Data for this task
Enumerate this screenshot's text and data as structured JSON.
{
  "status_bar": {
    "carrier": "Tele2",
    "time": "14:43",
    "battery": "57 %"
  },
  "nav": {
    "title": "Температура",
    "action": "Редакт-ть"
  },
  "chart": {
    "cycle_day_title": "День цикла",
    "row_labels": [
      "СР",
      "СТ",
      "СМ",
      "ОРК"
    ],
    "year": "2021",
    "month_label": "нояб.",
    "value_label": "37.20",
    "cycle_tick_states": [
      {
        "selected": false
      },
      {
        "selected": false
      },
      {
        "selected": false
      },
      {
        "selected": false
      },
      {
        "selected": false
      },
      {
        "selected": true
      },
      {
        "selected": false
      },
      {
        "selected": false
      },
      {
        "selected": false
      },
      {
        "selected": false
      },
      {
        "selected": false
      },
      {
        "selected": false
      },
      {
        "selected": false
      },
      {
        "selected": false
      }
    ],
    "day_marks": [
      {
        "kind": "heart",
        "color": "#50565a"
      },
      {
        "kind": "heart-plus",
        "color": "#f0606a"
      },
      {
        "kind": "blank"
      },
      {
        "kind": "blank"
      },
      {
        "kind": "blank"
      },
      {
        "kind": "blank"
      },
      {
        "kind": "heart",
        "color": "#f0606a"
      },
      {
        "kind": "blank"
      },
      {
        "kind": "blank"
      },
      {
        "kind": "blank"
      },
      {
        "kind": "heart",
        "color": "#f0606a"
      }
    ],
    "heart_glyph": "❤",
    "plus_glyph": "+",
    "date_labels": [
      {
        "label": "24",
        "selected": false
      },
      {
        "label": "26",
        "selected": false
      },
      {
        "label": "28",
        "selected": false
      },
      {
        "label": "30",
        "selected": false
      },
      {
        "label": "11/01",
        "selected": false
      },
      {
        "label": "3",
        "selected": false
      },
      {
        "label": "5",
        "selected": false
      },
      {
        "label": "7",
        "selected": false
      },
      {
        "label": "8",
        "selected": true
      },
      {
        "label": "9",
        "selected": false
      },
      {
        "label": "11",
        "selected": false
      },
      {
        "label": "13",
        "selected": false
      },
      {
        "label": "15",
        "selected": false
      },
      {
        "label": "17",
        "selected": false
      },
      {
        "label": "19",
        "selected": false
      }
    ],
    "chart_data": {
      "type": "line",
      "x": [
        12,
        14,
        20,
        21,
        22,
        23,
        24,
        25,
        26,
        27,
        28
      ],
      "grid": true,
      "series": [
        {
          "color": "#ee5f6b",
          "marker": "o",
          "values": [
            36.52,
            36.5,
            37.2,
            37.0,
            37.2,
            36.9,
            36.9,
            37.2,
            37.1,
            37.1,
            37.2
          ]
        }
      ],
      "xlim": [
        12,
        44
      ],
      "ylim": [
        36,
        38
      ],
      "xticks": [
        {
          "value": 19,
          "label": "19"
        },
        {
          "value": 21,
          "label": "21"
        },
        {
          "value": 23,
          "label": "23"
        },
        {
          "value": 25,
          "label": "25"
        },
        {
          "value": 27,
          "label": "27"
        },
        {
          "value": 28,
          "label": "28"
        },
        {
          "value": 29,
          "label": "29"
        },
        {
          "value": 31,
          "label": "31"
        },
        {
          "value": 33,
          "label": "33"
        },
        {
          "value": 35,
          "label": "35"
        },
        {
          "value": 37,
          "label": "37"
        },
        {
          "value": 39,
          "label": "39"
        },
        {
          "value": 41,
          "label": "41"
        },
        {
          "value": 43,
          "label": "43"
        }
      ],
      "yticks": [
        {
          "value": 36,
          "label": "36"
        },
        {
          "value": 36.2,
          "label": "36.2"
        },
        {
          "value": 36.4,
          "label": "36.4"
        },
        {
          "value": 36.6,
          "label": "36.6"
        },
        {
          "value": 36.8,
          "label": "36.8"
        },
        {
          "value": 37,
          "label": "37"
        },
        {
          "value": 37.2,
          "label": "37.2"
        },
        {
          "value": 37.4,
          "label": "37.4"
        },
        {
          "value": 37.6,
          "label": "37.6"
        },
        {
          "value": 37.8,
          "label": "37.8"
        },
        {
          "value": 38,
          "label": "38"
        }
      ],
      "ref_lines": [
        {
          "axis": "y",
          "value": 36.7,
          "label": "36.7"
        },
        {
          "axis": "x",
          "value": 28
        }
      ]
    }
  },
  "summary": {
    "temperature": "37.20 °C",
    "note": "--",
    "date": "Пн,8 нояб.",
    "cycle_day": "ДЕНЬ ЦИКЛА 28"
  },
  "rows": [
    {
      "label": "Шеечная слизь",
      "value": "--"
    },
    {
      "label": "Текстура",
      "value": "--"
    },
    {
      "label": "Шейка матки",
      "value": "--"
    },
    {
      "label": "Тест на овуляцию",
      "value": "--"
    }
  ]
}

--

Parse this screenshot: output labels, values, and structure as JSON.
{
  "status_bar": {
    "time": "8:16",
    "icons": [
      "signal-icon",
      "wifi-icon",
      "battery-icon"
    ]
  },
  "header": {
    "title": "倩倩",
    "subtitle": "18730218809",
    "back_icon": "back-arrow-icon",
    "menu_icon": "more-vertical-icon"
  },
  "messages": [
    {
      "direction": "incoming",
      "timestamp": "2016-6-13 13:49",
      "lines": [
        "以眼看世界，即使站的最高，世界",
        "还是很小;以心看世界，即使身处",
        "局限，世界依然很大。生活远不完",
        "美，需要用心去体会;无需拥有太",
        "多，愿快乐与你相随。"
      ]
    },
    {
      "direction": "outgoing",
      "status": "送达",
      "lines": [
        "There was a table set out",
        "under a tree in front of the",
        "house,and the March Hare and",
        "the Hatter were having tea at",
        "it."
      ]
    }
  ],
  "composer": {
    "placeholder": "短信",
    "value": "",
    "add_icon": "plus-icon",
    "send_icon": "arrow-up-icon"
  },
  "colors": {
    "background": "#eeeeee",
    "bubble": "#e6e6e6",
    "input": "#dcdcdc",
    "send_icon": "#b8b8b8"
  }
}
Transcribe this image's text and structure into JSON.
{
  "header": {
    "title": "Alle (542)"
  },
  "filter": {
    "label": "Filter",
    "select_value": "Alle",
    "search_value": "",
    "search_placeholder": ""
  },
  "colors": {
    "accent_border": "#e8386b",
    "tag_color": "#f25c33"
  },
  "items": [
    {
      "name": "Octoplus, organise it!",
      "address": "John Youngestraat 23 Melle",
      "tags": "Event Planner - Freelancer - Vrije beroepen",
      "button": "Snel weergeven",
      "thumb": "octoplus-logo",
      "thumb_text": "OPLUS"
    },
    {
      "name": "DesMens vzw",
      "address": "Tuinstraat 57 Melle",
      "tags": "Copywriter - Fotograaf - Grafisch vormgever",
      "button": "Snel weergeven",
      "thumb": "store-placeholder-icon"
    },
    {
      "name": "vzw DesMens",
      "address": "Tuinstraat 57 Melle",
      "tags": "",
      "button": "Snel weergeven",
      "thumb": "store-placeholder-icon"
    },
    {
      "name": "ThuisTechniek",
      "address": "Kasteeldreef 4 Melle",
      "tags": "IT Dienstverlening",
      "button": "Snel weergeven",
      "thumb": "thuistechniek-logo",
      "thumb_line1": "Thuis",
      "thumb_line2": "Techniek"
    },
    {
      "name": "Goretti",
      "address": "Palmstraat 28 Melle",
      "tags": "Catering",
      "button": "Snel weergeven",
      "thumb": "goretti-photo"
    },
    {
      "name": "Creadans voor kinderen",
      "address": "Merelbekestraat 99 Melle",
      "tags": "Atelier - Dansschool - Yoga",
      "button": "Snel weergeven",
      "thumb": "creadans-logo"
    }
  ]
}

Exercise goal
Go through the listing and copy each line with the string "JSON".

Response
Enumerate this screenshot's text and data as structured JSON.
Parse this screenshot: output labels, values, and structure as JSON.
Transcribe this image's text and structure into JSON.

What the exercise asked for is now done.